A fellow churchgoer said: "I have never heard so much ridiculous fuss about a tiny little table and chairs.
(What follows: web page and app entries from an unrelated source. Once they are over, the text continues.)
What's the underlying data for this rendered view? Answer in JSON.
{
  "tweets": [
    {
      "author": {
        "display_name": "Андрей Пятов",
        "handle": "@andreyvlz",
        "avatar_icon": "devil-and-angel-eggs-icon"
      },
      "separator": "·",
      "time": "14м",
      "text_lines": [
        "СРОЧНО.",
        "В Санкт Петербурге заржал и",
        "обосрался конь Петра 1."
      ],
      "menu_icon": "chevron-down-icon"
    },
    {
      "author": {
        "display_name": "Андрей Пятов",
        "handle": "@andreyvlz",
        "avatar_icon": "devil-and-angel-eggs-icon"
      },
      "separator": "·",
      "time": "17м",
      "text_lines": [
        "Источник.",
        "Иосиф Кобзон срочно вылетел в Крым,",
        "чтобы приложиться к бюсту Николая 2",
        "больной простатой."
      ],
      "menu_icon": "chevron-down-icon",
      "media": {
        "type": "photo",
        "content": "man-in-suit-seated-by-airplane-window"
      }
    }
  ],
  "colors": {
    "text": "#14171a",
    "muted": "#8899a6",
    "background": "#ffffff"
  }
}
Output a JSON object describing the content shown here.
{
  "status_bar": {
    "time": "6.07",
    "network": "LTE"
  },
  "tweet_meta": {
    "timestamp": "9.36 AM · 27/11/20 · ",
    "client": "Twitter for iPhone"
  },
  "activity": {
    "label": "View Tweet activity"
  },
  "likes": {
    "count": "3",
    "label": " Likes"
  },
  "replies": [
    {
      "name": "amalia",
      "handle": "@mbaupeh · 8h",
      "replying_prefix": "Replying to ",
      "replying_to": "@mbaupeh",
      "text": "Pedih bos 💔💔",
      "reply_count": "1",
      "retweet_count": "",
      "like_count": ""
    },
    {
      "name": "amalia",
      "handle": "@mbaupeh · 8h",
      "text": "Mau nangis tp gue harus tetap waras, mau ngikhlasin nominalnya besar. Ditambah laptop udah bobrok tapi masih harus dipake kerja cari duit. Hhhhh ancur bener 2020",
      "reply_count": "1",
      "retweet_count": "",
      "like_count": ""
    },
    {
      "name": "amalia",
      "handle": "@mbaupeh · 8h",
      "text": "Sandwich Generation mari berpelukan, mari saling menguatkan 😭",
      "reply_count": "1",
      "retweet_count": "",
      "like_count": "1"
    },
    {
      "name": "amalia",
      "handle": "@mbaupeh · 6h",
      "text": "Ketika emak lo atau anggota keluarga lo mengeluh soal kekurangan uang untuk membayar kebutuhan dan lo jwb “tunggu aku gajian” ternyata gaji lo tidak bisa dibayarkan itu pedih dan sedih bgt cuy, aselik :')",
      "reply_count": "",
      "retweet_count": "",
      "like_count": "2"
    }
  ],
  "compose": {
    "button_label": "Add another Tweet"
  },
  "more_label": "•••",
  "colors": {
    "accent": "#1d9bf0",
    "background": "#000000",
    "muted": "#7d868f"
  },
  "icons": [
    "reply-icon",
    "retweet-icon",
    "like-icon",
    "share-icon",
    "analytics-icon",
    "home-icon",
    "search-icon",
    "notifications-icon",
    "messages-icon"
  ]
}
It's lovely to see young children welcomed into the church and given a place to sit quietly and play."
According to church guidelines, priests wishing to making alterations like the introduction of furniture must apply to the the faculty jurisdiction.
Once they have been presented with all the details about what the changes would involve, the local Chancellor then makes a final decision on whether it can be made.
In this instance Mr Sims feels bosses have been misled and given false information about the furniture placed in St Mary the Virgin Church, Maulden, Beds.
For example, he says a report filed to them said the furniture would be "in keeping" with its surroundings - which he highlights it clearly is not.
He also says the rector referred to it as a "children's area" despite clear signage indicating it is the 'Lady Chapel'.
Mr Sims said: "For the Rector to state that this sacred space in church is not a chapel beggars belief and is manifestly untrue.
"My main concern isn't with the furniture itself, although I did highlight I don't think it is keeping and there aren't enough children for it.
"This process relies on being truthful in what they are doing."
The bishop of the diocese must now decide whether or not to confront the rector who brought the children's seating area.
If this happens she could receive punishment from a rebuke to removal from her position.
Kevin added: "I hope the Church authorities now wake up to the seriousness of what has taken place here and that appropriate disciplinary penalties and public censure will swiftly follow."
The Rev Klimas, who was made an honorary Canon because of her contribution to the Church of England, said she was forbidden to comment about the grievance.
Arun Kataria, spokesman for the diocese of St Albans, said: "The complaint will be heard in accordance with standard procedure and will be confidential until the matter is concluded."